[[ Material shown, beginning ]]
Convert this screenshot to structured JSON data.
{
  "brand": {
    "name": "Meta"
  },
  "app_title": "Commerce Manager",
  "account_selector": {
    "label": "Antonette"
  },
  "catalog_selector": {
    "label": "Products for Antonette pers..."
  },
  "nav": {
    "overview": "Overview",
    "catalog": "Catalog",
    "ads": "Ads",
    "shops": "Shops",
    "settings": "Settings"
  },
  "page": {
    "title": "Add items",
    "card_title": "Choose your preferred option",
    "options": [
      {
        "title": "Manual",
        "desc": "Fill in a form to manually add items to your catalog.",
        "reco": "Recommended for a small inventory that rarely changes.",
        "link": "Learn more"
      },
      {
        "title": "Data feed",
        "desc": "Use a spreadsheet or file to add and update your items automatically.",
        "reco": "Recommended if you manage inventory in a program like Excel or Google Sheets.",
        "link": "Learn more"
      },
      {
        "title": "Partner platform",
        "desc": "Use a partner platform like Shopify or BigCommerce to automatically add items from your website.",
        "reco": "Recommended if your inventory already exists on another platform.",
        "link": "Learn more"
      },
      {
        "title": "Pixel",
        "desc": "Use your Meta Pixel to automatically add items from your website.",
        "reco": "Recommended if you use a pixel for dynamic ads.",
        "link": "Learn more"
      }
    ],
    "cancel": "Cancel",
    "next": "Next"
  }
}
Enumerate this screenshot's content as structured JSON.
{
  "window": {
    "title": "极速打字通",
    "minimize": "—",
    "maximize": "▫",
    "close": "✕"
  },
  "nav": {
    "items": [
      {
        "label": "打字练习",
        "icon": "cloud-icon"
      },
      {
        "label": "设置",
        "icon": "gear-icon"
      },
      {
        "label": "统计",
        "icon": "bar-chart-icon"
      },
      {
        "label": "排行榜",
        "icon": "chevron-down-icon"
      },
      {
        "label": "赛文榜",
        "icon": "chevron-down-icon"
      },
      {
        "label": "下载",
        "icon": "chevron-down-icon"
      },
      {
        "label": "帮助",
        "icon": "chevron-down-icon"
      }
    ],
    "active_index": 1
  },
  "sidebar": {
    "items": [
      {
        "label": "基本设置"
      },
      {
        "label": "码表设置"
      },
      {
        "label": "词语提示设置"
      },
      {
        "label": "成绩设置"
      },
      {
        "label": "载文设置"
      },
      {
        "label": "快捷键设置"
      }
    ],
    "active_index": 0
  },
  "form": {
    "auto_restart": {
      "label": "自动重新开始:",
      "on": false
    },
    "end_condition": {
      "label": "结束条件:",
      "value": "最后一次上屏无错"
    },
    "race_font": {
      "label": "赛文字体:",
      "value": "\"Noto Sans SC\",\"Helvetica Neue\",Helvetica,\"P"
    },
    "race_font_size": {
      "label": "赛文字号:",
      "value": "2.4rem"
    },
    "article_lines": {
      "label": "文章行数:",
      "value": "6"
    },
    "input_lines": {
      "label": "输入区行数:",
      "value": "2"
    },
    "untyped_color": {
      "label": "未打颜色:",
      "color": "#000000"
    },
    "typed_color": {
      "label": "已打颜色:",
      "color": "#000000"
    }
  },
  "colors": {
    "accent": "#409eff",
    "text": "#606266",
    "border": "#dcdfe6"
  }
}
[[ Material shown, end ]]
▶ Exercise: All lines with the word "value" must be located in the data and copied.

▶ Your response:
      "value": "最后一次上屏无错"
      "value": "\"Noto Sans SC\",\"Helvetica Neue\",Helvetica,\"P"
      "value": "2.4rem"
      "value": "6"
      "value": "2"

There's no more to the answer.